Another premise to check is whether or not you are still as depressed as you may have been when you first started posting on this website. I've certainly seen "signs of life" in many of your postings, and you may actually find that you really have changed in some ways during your time here. It's like being cold and needing a coat. After putting a coat on, you may still find that you are cold and need a warmer coat. But you will probably also be at least a little warmer than when you had no coat at all.
You are probably still very dependent on your parents for your financial support, including all the equipment you've used to make the videos you've shared on this website so far.

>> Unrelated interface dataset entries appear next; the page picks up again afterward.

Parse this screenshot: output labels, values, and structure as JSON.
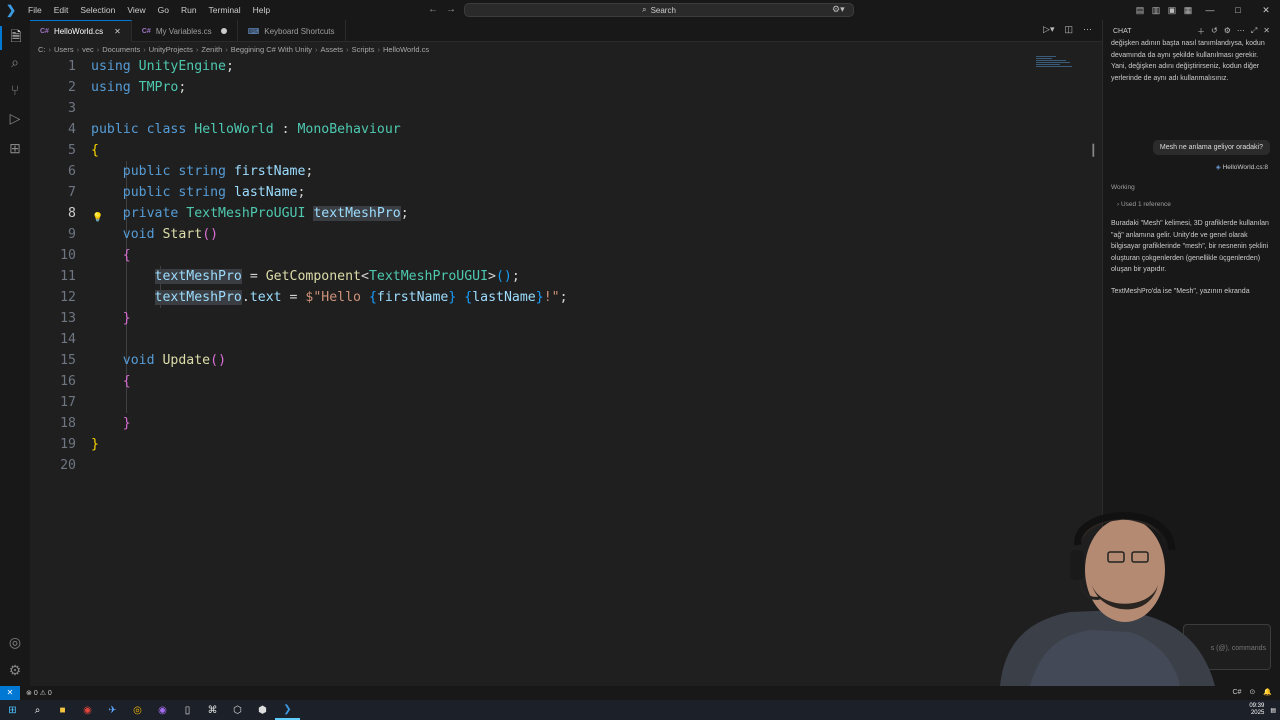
{
  "menu": [
    "File",
    "Edit",
    "Selection",
    "View",
    "Go",
    "Run",
    "Terminal",
    "Help"
  ],
  "search": {
    "label": "Search"
  },
  "tabs": [
    {
      "label": "HelloWorld.cs",
      "icon": "csharp-icon",
      "active": true
    },
    {
      "label": "My Variables.cs",
      "icon": "csharp-icon",
      "modified": true
    },
    {
      "label": "Keyboard Shortcuts",
      "icon": "keyboard-icon"
    }
  ],
  "breadcrumb": [
    "C:",
    "Users",
    "vec",
    "Documents",
    "UnityProjects",
    "Zenith",
    "Beggining C# With Unity",
    "Assets",
    "Scripts",
    "HelloWorld.cs"
  ],
  "code": {
    "current_line": 8,
    "lines": [
      {
        "n": "1",
        "tokens": [
          [
            "kw",
            "using"
          ],
          [
            "pn",
            " "
          ],
          [
            "ty",
            "UnityEngine"
          ],
          [
            "pn",
            ";"
          ]
        ]
      },
      {
        "n": "2",
        "tokens": [
          [
            "kw",
            "using"
          ],
          [
            "pn",
            " "
          ],
          [
            "ty",
            "TMPro"
          ],
          [
            "pn",
            ";"
          ]
        ]
      },
      {
        "n": "3",
        "tokens": []
      },
      {
        "n": "4",
        "tokens": [
          [
            "kw",
            "public"
          ],
          [
            "pn",
            " "
          ],
          [
            "kw",
            "class"
          ],
          [
            "pn",
            " "
          ],
          [
            "ty",
            "HelloWorld"
          ],
          [
            "pn",
            " : "
          ],
          [
            "ty",
            "MonoBehaviour"
          ]
        ]
      },
      {
        "n": "5",
        "tokens": [
          [
            "br1",
            "{"
          ]
        ]
      },
      {
        "n": "6",
        "tokens": [
          [
            "pn",
            "    "
          ],
          [
            "kw",
            "public"
          ],
          [
            "pn",
            " "
          ],
          [
            "kw",
            "string"
          ],
          [
            "pn",
            " "
          ],
          [
            "va",
            "firstName"
          ],
          [
            "pn",
            ";"
          ]
        ]
      },
      {
        "n": "7",
        "tokens": [
          [
            "pn",
            "    "
          ],
          [
            "kw",
            "public"
          ],
          [
            "pn",
            " "
          ],
          [
            "kw",
            "string"
          ],
          [
            "pn",
            " "
          ],
          [
            "va",
            "lastName"
          ],
          [
            "pn",
            ";"
          ]
        ]
      },
      {
        "n": "8",
        "tokens": [
          [
            "pn",
            "    "
          ],
          [
            "kw",
            "private"
          ],
          [
            "pn",
            " "
          ],
          [
            "ty",
            "TextMeshProUGUI"
          ],
          [
            "pn",
            " "
          ],
          [
            "va hl",
            "textMeshPro"
          ],
          [
            "pn",
            ";"
          ]
        ]
      },
      {
        "n": "9",
        "tokens": [
          [
            "pn",
            "    "
          ],
          [
            "kw",
            "void"
          ],
          [
            "pn",
            " "
          ],
          [
            "fn",
            "Start"
          ],
          [
            "br2",
            "()"
          ]
        ]
      },
      {
        "n": "10",
        "tokens": [
          [
            "pn",
            "    "
          ],
          [
            "br2",
            "{"
          ]
        ]
      },
      {
        "n": "11",
        "tokens": [
          [
            "pn",
            "        "
          ],
          [
            "va hl",
            "textMeshPro"
          ],
          [
            "pn",
            " = "
          ],
          [
            "fn",
            "GetComponent"
          ],
          [
            "pn",
            "<"
          ],
          [
            "ty",
            "TextMeshProUGUI"
          ],
          [
            "pn",
            ">"
          ],
          [
            "br3",
            "()"
          ],
          [
            "pn",
            ";"
          ]
        ]
      },
      {
        "n": "12",
        "tokens": [
          [
            "pn",
            "        "
          ],
          [
            "va hl",
            "textMeshPro"
          ],
          [
            "pn",
            "."
          ],
          [
            "va",
            "text"
          ],
          [
            "pn",
            " = "
          ],
          [
            "st",
            "$\"Hello "
          ],
          [
            "br3",
            "{"
          ],
          [
            "va",
            "firstName"
          ],
          [
            "br3",
            "}"
          ],
          [
            "st",
            " "
          ],
          [
            "br3",
            "{"
          ],
          [
            "va",
            "lastName"
          ],
          [
            "br3",
            "}"
          ],
          [
            "st",
            "!\""
          ],
          [
            "pn",
            ";"
          ]
        ]
      },
      {
        "n": "13",
        "tokens": [
          [
            "pn",
            "    "
          ],
          [
            "br2",
            "}"
          ]
        ]
      },
      {
        "n": "14",
        "tokens": []
      },
      {
        "n": "15",
        "tokens": [
          [
            "pn",
            "    "
          ],
          [
            "kw",
            "void"
          ],
          [
            "pn",
            " "
          ],
          [
            "fn",
            "Update"
          ],
          [
            "br2",
            "()"
          ]
        ]
      },
      {
        "n": "16",
        "tokens": [
          [
            "pn",
            "    "
          ],
          [
            "br2",
            "{"
          ]
        ]
      },
      {
        "n": "17",
        "tokens": []
      },
      {
        "n": "18",
        "tokens": [
          [
            "pn",
            "    "
          ],
          [
            "br2",
            "}"
          ]
        ]
      },
      {
        "n": "19",
        "tokens": [
          [
            "br1",
            "}"
          ]
        ]
      },
      {
        "n": "20",
        "tokens": []
      }
    ]
  },
  "chat": {
    "title": "CHAT",
    "prev_answer_tail": "değişken adının başta nasıl tanımlandıysa, kodun devamında da aynı şekilde kullanılması gerekir. Yani, değişken adını değiştirirseniz, kodun diğer yerlerinde de aynı adı kullanmalısınız.",
    "user_message": "Mesh ne anlama geliyor oradaki?",
    "ref_file": "HelloWorld.cs:8",
    "working_label": "Working",
    "used_refs": "Used 1 reference",
    "answer_p1": "Buradaki \"Mesh\" kelimesi, 3D grafiklerde kullanılan \"ağ\" anlamına gelir. Unity'de ve genel olarak bilgisayar grafiklerinde \"mesh\", bir nesnenin şeklini oluşturan çokgenlerden (genellikle üçgenlerden) oluşan bir yapıdır.",
    "answer_p2": "TextMeshPro'da ise \"Mesh\", yazının ekranda",
    "input_hint": "s (@), commands"
  },
  "status": {
    "errors": "0",
    "warnings": "0",
    "language": "C#"
  },
  "taskbar": {
    "time": "09:39",
    "date": "2025"
  }
}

What steps are you taking to become more financially independent, even if it means working in a less-than-ideal job for awhile as you develop your own financial and artistic resources?
Have you read Ayn Rand's short story, "The Simplest Thing in the World"? (You can find it in her book, The Romantic Manifesto.) Think about all the premises influencing the writer in that story as you continue to check your own premises. In his case, however, he aleady knew his own answer to the question, "What is it that I want to express?" An artist needs to reach that stage before he can consider the question of whether or not others will like his work. Lesser artists may simply struggle to give others whatever they want, regardless of how the artist himself really feels about it. That can certainly be depressing for the artist.
answered May 23 '12 at 23:27
Ideas for Life ♦